The arduous climb not only honors the ultimate sacrifice of the 343 first responders who died at Ground Zero on 9/11, it gives crews a chance to reflect on the duties all firefighters have in their communities.

Captain Thompson, engineer Parke, and firefighter Miller climb 110 floors of the Metro Road drill tower on 9/11/21 (Gregory Hirst)

“There’s a mindset among first responders that there’s a job to be done,” McJunkin said. “And we have to be ready to perform on someone else’s worst day.”

McJunkin was off duty on the morning of the attacks in 2001, but as reports began to emerge, he ended up with crews at Station 1 watching the events unfold.
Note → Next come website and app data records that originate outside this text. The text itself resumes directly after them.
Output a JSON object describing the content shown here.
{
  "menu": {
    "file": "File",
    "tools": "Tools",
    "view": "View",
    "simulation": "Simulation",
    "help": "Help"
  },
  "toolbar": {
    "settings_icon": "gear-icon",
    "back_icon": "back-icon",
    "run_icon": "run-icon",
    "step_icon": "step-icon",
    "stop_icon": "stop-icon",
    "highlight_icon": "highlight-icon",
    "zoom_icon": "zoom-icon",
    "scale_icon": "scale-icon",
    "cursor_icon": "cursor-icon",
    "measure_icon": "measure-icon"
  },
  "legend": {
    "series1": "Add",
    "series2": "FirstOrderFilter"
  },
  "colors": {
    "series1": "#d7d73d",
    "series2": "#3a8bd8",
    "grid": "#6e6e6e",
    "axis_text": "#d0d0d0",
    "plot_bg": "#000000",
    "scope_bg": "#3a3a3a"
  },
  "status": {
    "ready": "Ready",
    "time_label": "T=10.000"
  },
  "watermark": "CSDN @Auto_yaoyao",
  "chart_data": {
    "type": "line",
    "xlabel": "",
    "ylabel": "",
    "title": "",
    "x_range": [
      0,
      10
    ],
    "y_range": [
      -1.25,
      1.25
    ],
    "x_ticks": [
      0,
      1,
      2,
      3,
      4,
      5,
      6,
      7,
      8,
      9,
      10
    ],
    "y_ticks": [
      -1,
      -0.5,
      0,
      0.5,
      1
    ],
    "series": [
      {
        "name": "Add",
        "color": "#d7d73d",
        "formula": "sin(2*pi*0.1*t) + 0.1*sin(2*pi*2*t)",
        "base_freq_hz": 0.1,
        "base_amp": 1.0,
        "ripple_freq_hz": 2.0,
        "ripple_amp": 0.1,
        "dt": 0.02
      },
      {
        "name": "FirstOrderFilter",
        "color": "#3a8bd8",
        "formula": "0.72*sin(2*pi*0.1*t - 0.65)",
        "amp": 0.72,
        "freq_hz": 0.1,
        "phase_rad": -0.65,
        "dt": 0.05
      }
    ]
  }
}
Captain Thompson, engineer Parke, and firefighter Miller climb 110 floors of the Metro Road drill tower on 9/11/21 (Gregory Hirst)

20 years later, McJunkin recalls what is sometimes referred to as the “9/12 perspective.”

“For such an unfortunate event, there was a unity that brought us all together. … If we all felt the way we did in that particular moment, we’d be in a much better place.”

McJunkin said he couldn’t easily recall a sense of unity that powerful before or since.

“In that tragedy, there was a lesson that we are maybe forgetting,” McJunkin said.

(Oil City Staff)
Casper Fire-EMS engineer Parke (Oil City Staff)